Firstly, it’s hard to pronounce it, because there is no such sound in most languages. But here I have a tip for you.
The sound of ü is a combination of how you pronounce i and u in English. The tongue in your mouth is the same as when we say i, but the shape of your lips are the same as when you say u. You can see that, when we say u, your lips are in a round shape. When we say ü, they should also be in a round shape. Try practicing by pronouncing i at first, and holding your voice. Then change only your lips to a round shape. You can see in the end, you are pronouncing the sound ü. Here are some words for you to try and practice with:
Perhaps you know this, or you don’t. Sometime when we see u in a syllable, we actually say ü instead. For example:
You may feel confused. When we say ü, why do we write u here? Where are the two dots? To tell you the truth, when we Chinese were learning Pinyin in primary school, we found it a headache as well. Our teacher just told us, when little ü meets j, q, x, he takes off his hat to show respect.
There is another one you need to pay attention to. It’s y. When you see y and u together, we don’t say u but rather we say ü.
The rule also applies for compound vowels. Let’s see some examples.
If you want to know more about the reason, let’s have a look at this a chart which has covered all the syllables with ü in Chinese:
|(no real initial)||yu||yue||yuan||yun|
The ones underlined are syllables that we really see in Pinyin.
You will find out that there are only five initials which can be put together with ü. They are n, l, j, q, x. Among these five, n and l can also be put together with u. So for those two, we don’t omit the two dots. For example: zǒulù (to walk), lǜsè (green), nǔlì (work hard) and nǚrén (woman).
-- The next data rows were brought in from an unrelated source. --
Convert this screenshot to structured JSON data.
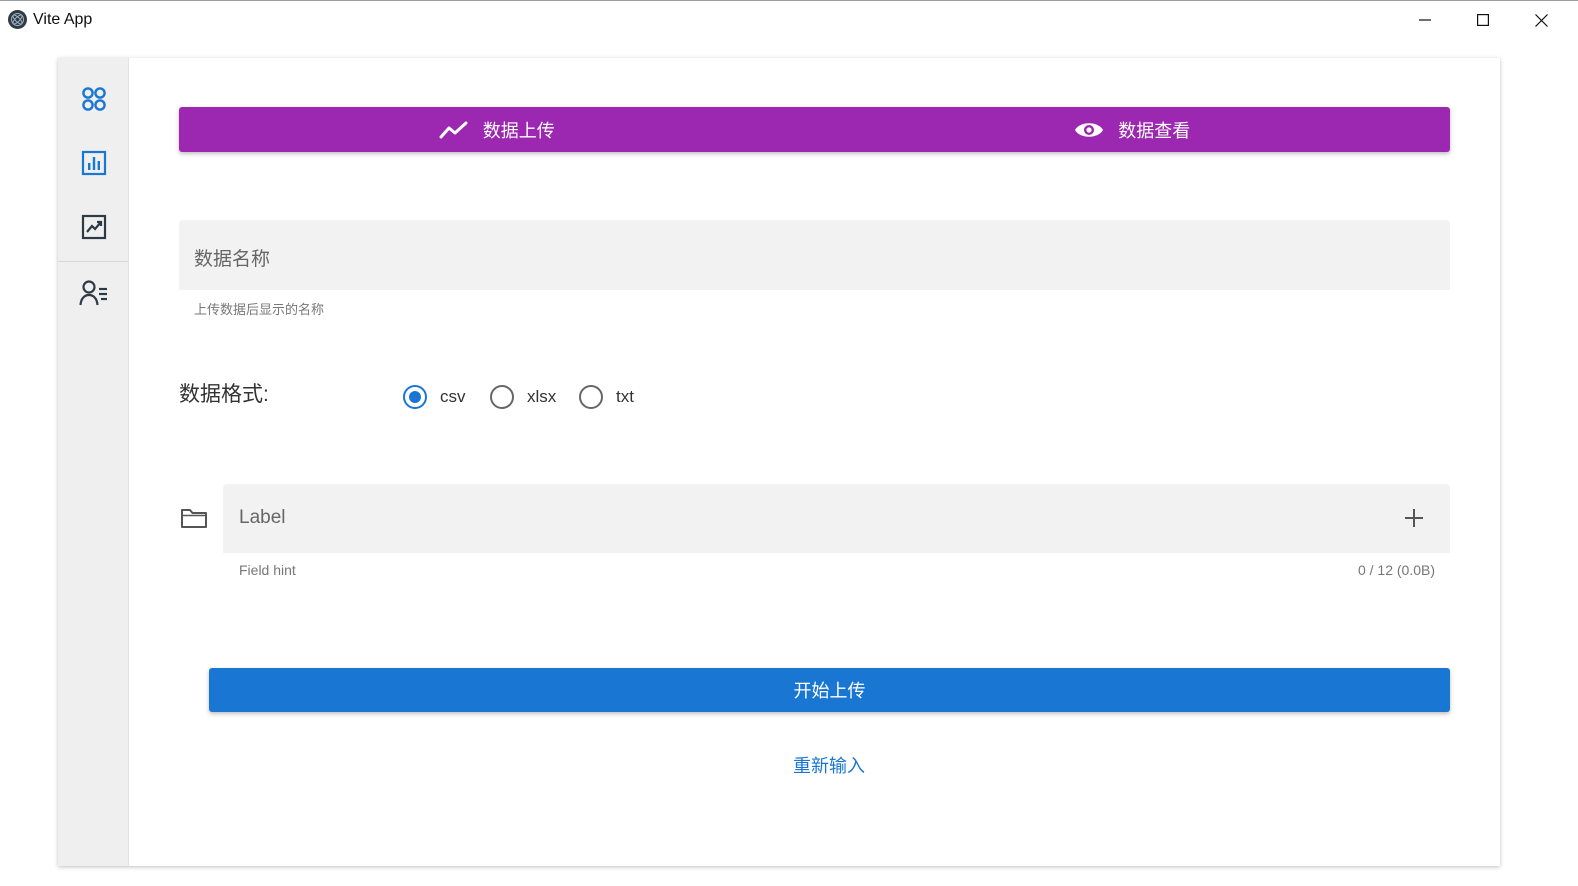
{
  "window": {
    "title": "Vite App"
  },
  "rail": {
    "items": [
      {
        "icon": "apps-grid-icon"
      },
      {
        "icon": "bar-chart-icon"
      },
      {
        "icon": "trending-chart-icon"
      },
      {
        "icon": "user-list-icon"
      }
    ]
  },
  "tabs": [
    {
      "label": "数据上传",
      "icon": "trending-up-icon"
    },
    {
      "label": "数据查看",
      "icon": "eye-icon"
    }
  ],
  "form": {
    "name_field": {
      "label": "数据名称",
      "hint": "上传数据后显示的名称"
    },
    "format": {
      "label": "数据格式:",
      "options": [
        "csv",
        "xlsx",
        "txt"
      ],
      "selected": "csv"
    },
    "file_field": {
      "label": "Label",
      "hint": "Field hint",
      "counter": "0 / 12 (0.0B)"
    },
    "submit_label": "开始上传",
    "reset_label": "重新输入"
  },
  "colors": {
    "tabs_bg": "#9c27b0",
    "primary": "#1976d2",
    "rail_bg": "#efefef"
  }
}
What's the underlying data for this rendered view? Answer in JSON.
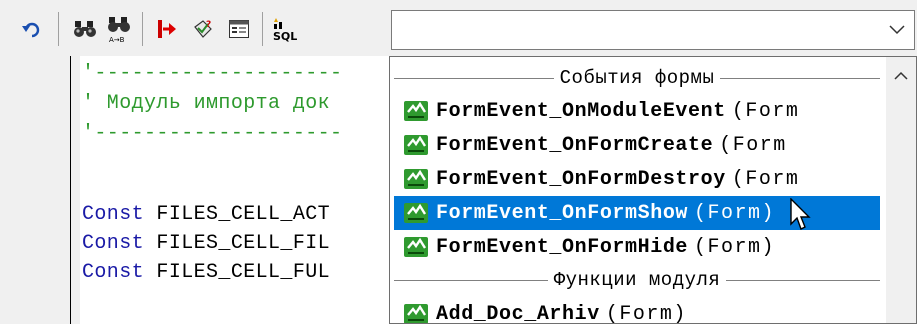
{
  "toolbar": {
    "buttons": [
      {
        "name": "undo-icon"
      },
      {
        "name": "find-icon"
      },
      {
        "name": "find-replace-icon"
      },
      {
        "name": "goto-icon"
      },
      {
        "name": "syntax-check-icon"
      },
      {
        "name": "form-view-icon"
      },
      {
        "name": "sql-icon",
        "label": "SQL"
      }
    ],
    "combo": {
      "value": "",
      "arrow_icon": "chevron-down-icon"
    }
  },
  "code_lines": [
    {
      "text": "'--------------------",
      "kind": "comment"
    },
    {
      "text": "' Модуль импорта док",
      "kind": "comment"
    },
    {
      "text": "'--------------------",
      "kind": "comment"
    },
    {
      "text": "",
      "kind": "blank"
    },
    {
      "kw": "Const",
      "rest": " FILES_CELL_ACT"
    },
    {
      "kw": "Const",
      "rest": " FILES_CELL_FIL"
    },
    {
      "kw": "Const",
      "rest": " FILES_CELL_FUL"
    }
  ],
  "dropdown": {
    "groups": [
      {
        "header": "События формы",
        "items": [
          {
            "name": "FormEvent_OnModuleEvent",
            "param": "(Form"
          },
          {
            "name": "FormEvent_OnFormCreate",
            "param": "(Form"
          },
          {
            "name": "FormEvent_OnFormDestroy",
            "param": "(Form"
          },
          {
            "name": "FormEvent_OnFormShow",
            "param": "(Form)",
            "selected": true
          },
          {
            "name": "FormEvent_OnFormHide",
            "param": "(Form)"
          }
        ]
      },
      {
        "header": "Функции модуля",
        "items": [
          {
            "name": "Add_Doc_Arhiv",
            "param": "(Form)"
          }
        ]
      }
    ]
  },
  "colors": {
    "selection": "#0078d7",
    "comment": "#2e9a2e",
    "keyword": "#1a1aa6"
  }
}
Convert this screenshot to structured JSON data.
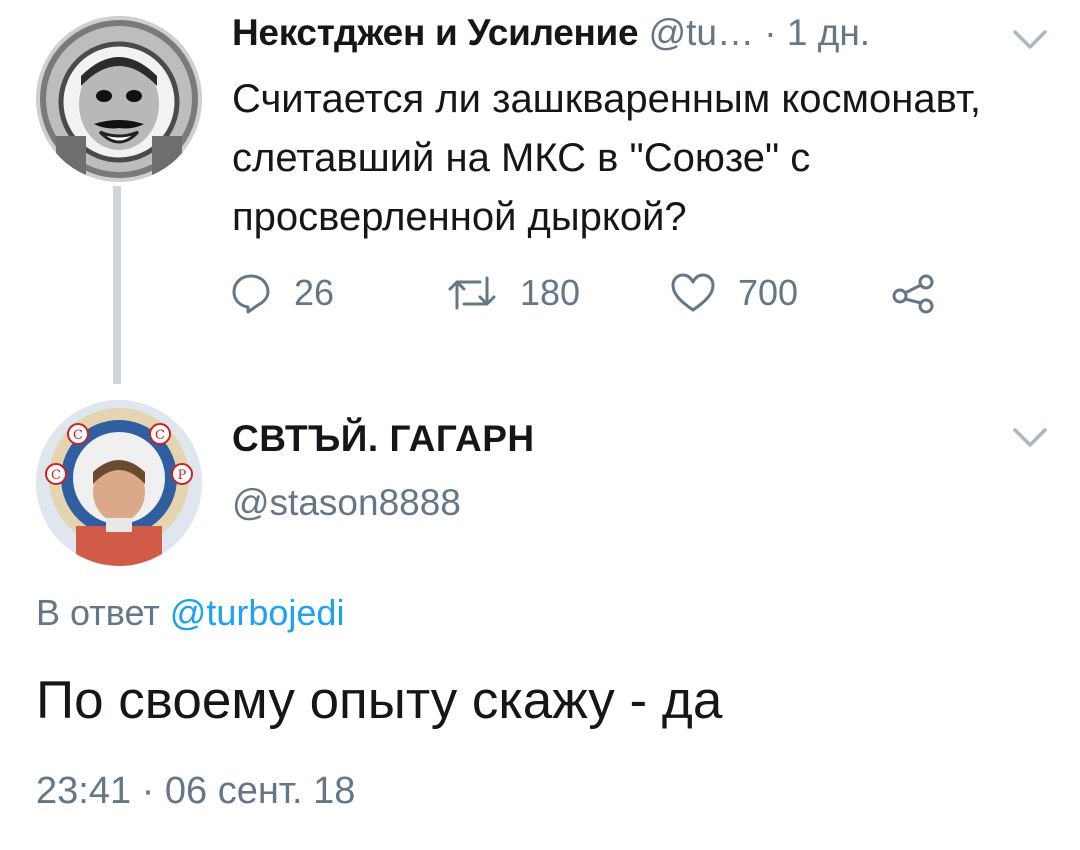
{
  "parent_tweet": {
    "author_name": "Некстджен и Усиление",
    "author_handle": "@tu…",
    "separator": "·",
    "time_ago": "1 дн.",
    "text": "Считается ли зашкваренным космонавт, слетавший на МКС в \"Союзе\" с просверленной дыркой?",
    "actions": {
      "reply_count": "26",
      "retweet_count": "180",
      "like_count": "700"
    },
    "avatar_icon": "astronaut-avatar",
    "menu_icon": "chevron-down-icon"
  },
  "reply_tweet": {
    "author_name": "СВТЪЙ.  ГАГАРН",
    "author_handle": "@stason8888",
    "in_reply_prefix": "В ответ",
    "in_reply_handle": "@turbojedi",
    "text": "По своему опыту скажу - да",
    "timestamp": "23:41 · 06 сент. 18",
    "avatar_icon": "gagarin-icon-avatar",
    "avatar_letters": [
      "С",
      "С",
      "С",
      "Р"
    ],
    "menu_icon": "chevron-down-icon"
  },
  "colors": {
    "text": "#14171a",
    "secondary": "#657786",
    "link": "#1da1f2",
    "thread_line": "#cfd6dc"
  }
}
However, this is not the case for j, q, x, because they never go together with the u sound in Chinese. So omitting the dots will not cause any problems.
To make it simple, you just need to remember this rule: Whenever you see j, q, x or y with u together, you should pronounce it as if it was a ü, instead of u.
Here are more words with the ü sound, and some sentences for you to practice with:
Sentence #1: 明天我去买裙子。
Sentence #2: 我觉得这个句子不错。
Sentence #3: 他需要学习汉语。
Sentence #4: 昨天中午下雨了。
Sentence #5: 这个月我花了三千元。
All in all, the ü sound is important for all Chinese learners. Being aware of the rule and special exercises will help you go over it easily.